Multiple efforts are under way to do so, and these startups are offering something similar to SingPost: modular ecommerce services that can be customized to suit a client’s needs, priced either on a revenue share model or a monthly service fee. There’s Anchanto, a Singapore outfit that is offering logistics, fulfillment and web storefronts to customers like Robinsons and Wine Connection.
ACommerce is doing the same in Thailand, and it is already working with over a hundred brands, including cosmetics companies like Maybelline, Khiehl’s, and L’Oreal. Launched in the middle of 2013, the startup has already expanded to four warehouses in the region (versus SingPost’s twelve) and secured US$3.1 million in funding from a couple of Japanese venture capital firms.
The startup is currently working on a widget that can be installed on web publications to instantly turn them into online stores. A mobile gadget review site could, for instance, sell mobile phones, accessories, and other related items through this widget, and then collect referral fees from the sales.

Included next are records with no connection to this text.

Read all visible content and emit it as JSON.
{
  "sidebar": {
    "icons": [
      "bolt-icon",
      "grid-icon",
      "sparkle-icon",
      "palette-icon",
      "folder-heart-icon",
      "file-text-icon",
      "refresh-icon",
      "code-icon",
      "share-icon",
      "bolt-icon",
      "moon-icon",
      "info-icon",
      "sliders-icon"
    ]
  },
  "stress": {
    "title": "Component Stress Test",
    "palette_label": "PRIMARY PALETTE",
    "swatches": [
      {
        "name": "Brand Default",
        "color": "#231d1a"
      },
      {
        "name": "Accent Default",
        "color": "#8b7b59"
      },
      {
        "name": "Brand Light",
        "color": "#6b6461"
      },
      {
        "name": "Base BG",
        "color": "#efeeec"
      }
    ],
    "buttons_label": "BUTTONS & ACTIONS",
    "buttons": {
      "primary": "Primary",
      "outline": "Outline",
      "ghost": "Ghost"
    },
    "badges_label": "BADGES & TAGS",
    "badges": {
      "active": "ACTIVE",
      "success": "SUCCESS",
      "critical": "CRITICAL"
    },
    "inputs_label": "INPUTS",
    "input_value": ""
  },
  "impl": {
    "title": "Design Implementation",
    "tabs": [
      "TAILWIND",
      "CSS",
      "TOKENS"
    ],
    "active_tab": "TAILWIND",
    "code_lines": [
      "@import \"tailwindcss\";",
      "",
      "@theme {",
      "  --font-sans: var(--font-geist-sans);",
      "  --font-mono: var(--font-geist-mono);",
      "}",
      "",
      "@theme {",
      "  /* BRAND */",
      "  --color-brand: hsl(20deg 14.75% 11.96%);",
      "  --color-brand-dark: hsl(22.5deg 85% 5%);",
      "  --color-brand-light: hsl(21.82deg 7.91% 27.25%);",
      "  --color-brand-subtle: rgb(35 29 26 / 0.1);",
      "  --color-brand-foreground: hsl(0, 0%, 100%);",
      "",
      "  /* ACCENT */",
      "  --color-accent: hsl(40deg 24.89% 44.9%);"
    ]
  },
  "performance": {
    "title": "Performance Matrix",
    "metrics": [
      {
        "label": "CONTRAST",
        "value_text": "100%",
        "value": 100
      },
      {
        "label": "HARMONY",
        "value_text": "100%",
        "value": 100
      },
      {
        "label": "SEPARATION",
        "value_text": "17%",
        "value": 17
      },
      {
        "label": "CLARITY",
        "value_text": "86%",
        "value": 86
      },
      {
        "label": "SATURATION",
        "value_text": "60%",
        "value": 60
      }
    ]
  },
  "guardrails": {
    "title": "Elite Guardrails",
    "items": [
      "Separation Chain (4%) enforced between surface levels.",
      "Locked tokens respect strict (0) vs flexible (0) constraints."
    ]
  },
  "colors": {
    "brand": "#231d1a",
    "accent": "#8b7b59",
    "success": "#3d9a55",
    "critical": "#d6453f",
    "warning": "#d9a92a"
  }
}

ACommerce is headed by Paul Srivorakul, a Thai serial entrepreneur who has started and sold three startups (one ecommerce and two marketing related) and has seen first-hand the shortcomings of Southeast Asia’s ecommerce industry.
“While it’s easy for brands to go online and buy ad space, the bottlenecks are in logistics and fulfillment. We want to jump in there to solve their last mile fulfillment problems,” says Srivorakul.
SingPost’s secret weapon
While there’s probably room for more than one ecommerce enabler to thrive in the region, SingPost isn’t a national institution for nothing. With an annual profit of S$141 (US$111 million), the publicly-listed company has room to acquire assets or sell them quickly given the startup-like environment of its ecommerce division.
It bought Sample Store for around US$1.2 million (subject to hitting post-acquisition targets), adding another marketing channel for clients, and acquired the intellectual property for Supplizer from a US startup.
It recently sold Clout Shoppe, its own luxury goods online store, because selling direct to consumers undermines its mission of becoming a pure ecommerce enabler.
SingPost’s logistics network is something to be reckoned with. It owns 12 warehouses spread out across South Asia, Australia, and as far as the US and UK. It recently launched POPStation, which places lockers all over Singapore for consumers to pick up items they’ve purchased online.
“SingPost is in a lucky situation. We already own the most capital intensive part of our operations. We already have good partnerships with local networks,” says Wesseler.
(Editing by Steven Millward)